Born in Aligarh, India, she earned a degree in mathematics before studying a variety of printmaking methods in Thailand, France (where she was apprenticed to Stanley William Hayter), and Japan. She has lived and worked in New York since the 1970s.
During the 1980s, Zarina served as a board member of the New York Feminist Art Institute and an instructor of papermaking workshops at the affiliated Women's Center for Learning. While on the editorial board of the feminist art journal Heresies, she contributed to the 'Third World Women' issue.
Zarina was one of four artists/artist-groups to represent India in its first entry at the Venice Biennale in 2011.

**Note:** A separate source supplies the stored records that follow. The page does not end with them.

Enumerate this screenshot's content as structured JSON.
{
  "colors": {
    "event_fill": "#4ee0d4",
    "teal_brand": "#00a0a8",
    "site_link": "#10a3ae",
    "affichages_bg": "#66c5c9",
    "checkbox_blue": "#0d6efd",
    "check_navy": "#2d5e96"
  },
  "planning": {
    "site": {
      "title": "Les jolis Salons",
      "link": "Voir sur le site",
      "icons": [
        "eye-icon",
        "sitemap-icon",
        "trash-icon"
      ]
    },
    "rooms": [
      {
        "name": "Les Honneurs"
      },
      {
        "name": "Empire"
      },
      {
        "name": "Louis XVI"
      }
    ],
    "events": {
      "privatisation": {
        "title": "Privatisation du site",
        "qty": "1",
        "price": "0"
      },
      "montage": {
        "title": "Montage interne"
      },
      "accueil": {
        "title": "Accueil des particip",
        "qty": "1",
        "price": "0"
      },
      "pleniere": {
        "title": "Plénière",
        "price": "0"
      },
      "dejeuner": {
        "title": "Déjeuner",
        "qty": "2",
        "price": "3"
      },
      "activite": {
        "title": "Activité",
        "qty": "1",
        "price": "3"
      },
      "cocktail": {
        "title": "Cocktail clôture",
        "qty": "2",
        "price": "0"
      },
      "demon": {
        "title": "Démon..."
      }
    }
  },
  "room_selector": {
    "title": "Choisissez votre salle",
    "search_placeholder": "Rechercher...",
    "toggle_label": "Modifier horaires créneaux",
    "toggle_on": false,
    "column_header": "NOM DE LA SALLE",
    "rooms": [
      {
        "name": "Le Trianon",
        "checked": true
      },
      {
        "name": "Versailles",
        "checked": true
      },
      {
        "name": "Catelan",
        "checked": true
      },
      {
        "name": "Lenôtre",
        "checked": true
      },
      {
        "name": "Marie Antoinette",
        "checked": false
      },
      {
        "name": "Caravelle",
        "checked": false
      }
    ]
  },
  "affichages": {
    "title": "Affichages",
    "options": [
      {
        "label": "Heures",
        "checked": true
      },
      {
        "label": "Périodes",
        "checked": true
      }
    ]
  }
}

The Hammer Museum in LA organized the first retrospective of her work in 2012. Entitled Zarina: Paper Like Skin, the exhibition traveled to the Solomon R. Guggenheim Museum and the Art Institute of Chicago. Her work has also been shown at the Victoria and Albert Museum in London.
Examples of her work are in the permanent art collections of the Whitney Museum of American Art, Victoria and Albert Museum, and Bibliothèque Nationale de France."
Born in 1937 in Aligarh, India, Zarina Hashmi, who prefers to use her first name only, received a BS in mathematics from Aligarh Muslim University (1958) before studying printmaking, a passion awakened by her encounters with local papermakers during a visit to Rajasthan in the late 1960s. Zarina went on to study intaglio with Stanley William Hayter at Atelier 17, Paris (1964–67), and studied woodblock printing at Toshi Yoshida Studio, Tokyo, on a Japan Foundation Fellowship (1974). Her early interest in math and architecture are...